    • Cultural events while you're there - festivals YiPeng
       
    • Sights to see - What are the top attractions that draw tourists to the location? Does the tourist thing get obnoxious? But usually there's a good reason why something has risen to fame, so, in my opinion, most things are worth a visit once, even if you never go again.
       
    • Restaurants - Cuisine is a great way to learn about the local culture. I don't know about you, but I'm personally on a quest to find the best tacos in every city I decide to call home.
       
    • Side trips - The great thing about being somewhere that isn’t isolated like  the U.S. or Australia or Antarctica is that once you get to a location, you can usually fly or take a train or bus to neighboring countries really cheap. Is there anywhere you want to go nearby?  

      My favorite way to find cheap opportunities to visit nearby countries (by plane) is to get on Skyscanner, enter my location in the "From" form field, and enter "Everywhere" in the "To" form field which will automatically show you the cheapest flights out of the country. It's a great way to discover affordable adventures that may not have even been on your radar!

    While you're at it, learn a thing or two about the culture

    •  Are there any topics that are off limits?
       
    • What is considered rude (i.e. in Thailand it is considered rude to point your feet at anyone)? Any cultural taboos that you should know about? 
       
    • What is proper tipping etiquette (the one thing that I NEVER seem to be able to find a straight answer on)? 
       
    • What is dating like there? PDA? Gender roles?
       
    • Is it LGBTQ friendly? 
       
    • What is freedom of speech like? Are there local libel laws that could land you in trouble for bad-mouthing the government? 
       
    • Family dynamics? Relationship between younger people and their elders?
       
    • Religion? 
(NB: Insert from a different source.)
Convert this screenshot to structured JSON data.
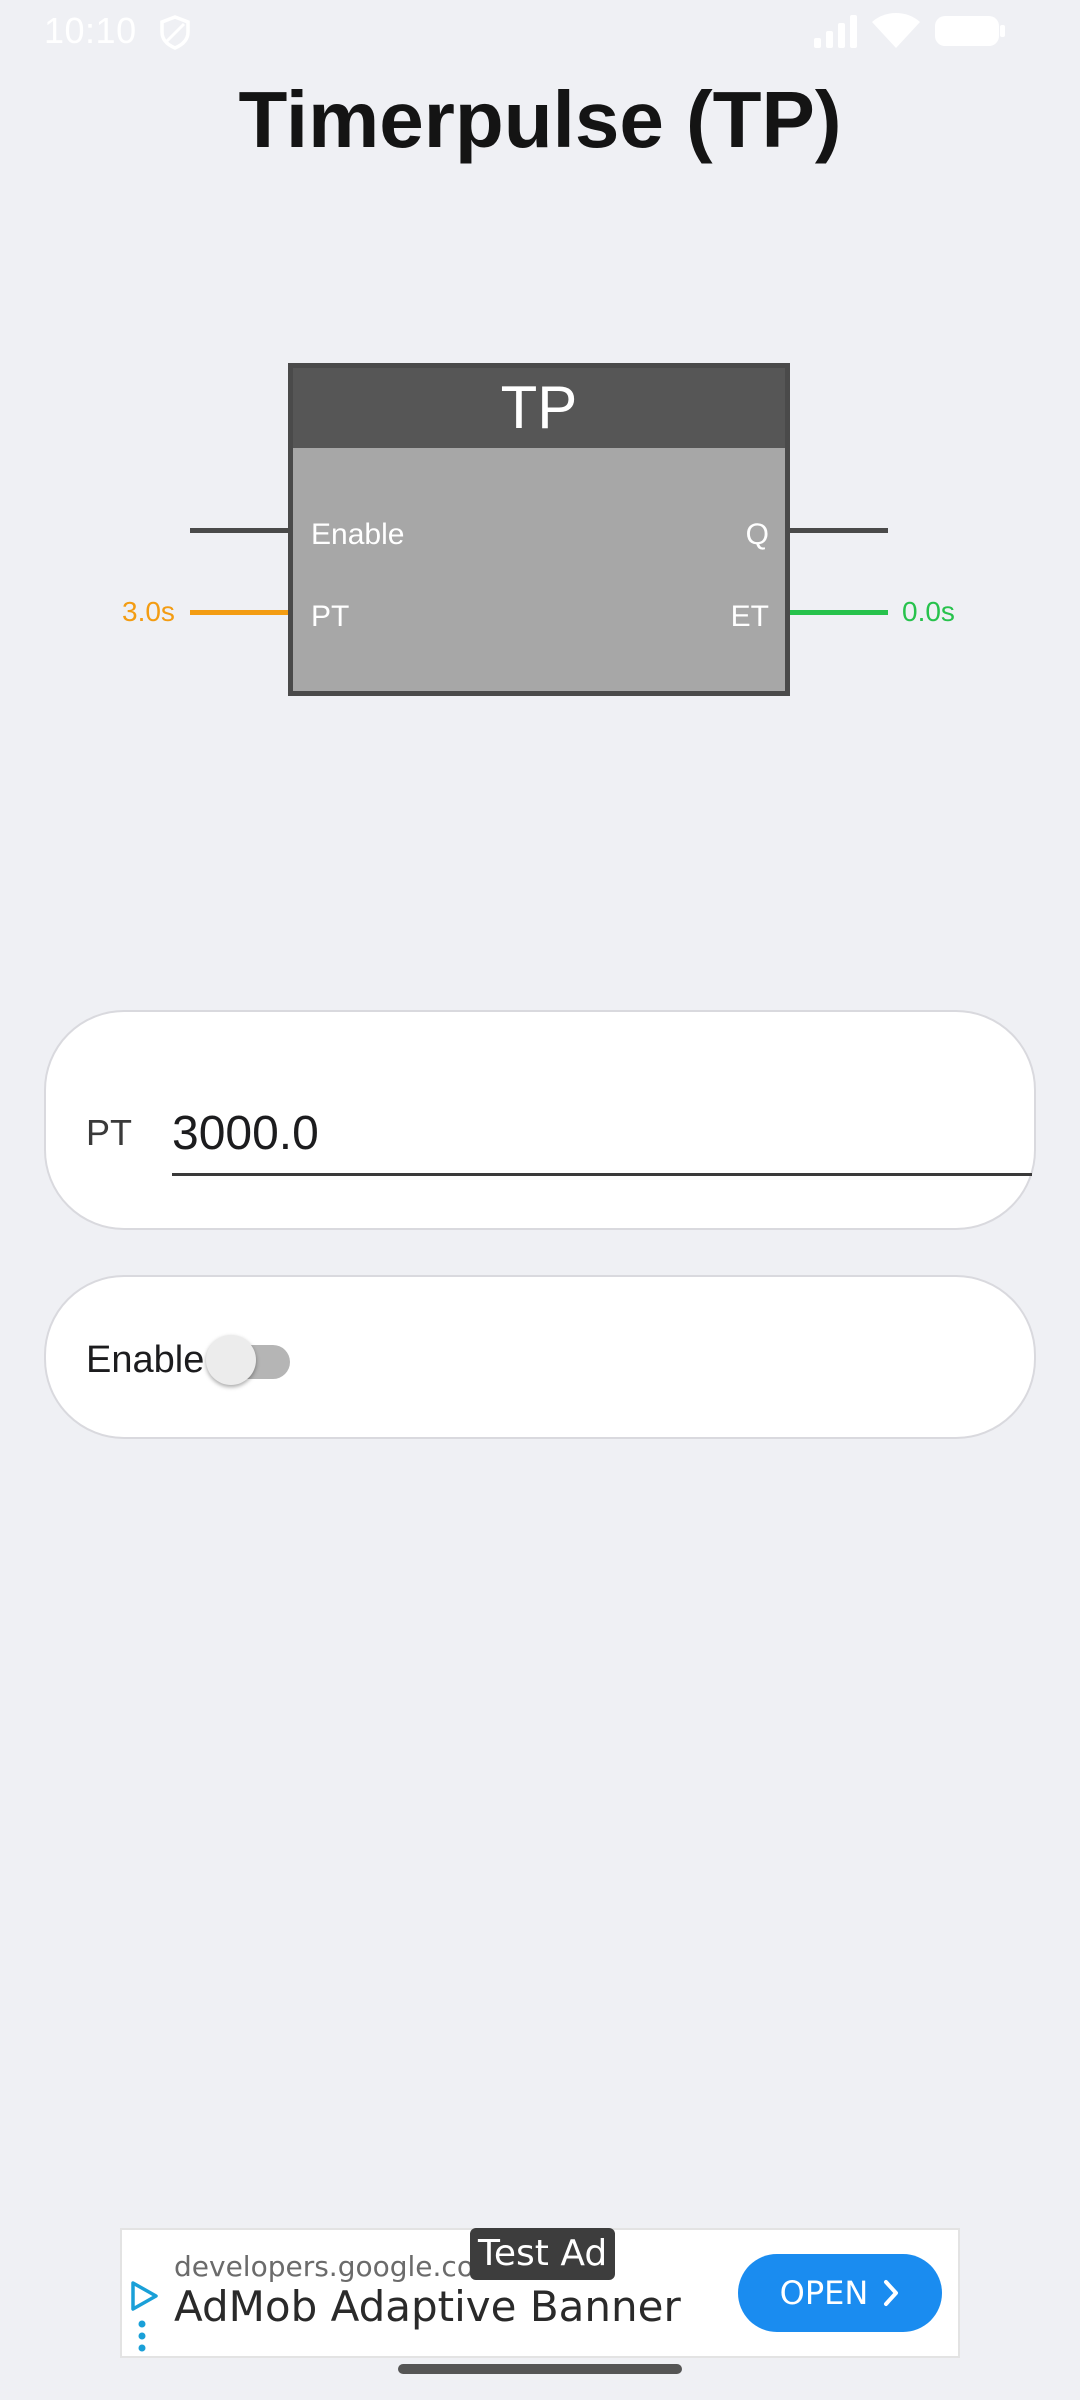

    There are a lot of things that you'll have to learn as you go, but it's helpful to try and discover what you can ahead of time 'lest you accidentally offend you're new friends!

     

    /// congrats, future nomad! Our work here is done.

     
     

    Whew! If you’ve stuck with me this long you should be feeling a lot more confident about your trip.

    Go back to the list you made at the beginning and see if there is anything that we didn’t cover in this guide, and then put your super sleuthing skills to use and get to googling or feel free to drop me a line with any questions.

    Now, I must know, where did you decide to start your digital nomad journey? What are you most excited about? 

    If this isn’t your first time around the digital nomad block, what are your tips to ensure a smooth trip? 

    Let me know in the comments below! 

    And if you know someone who would find this post helpful, please feel free to share it with them :) 

    **CTA FOR PACKING LIST**

     

     

     

     

     

     

    Mas text pretend this is a sidebar - add trip planning workbook, further down add PDF packing list (my travel essentials, blank one for people to download)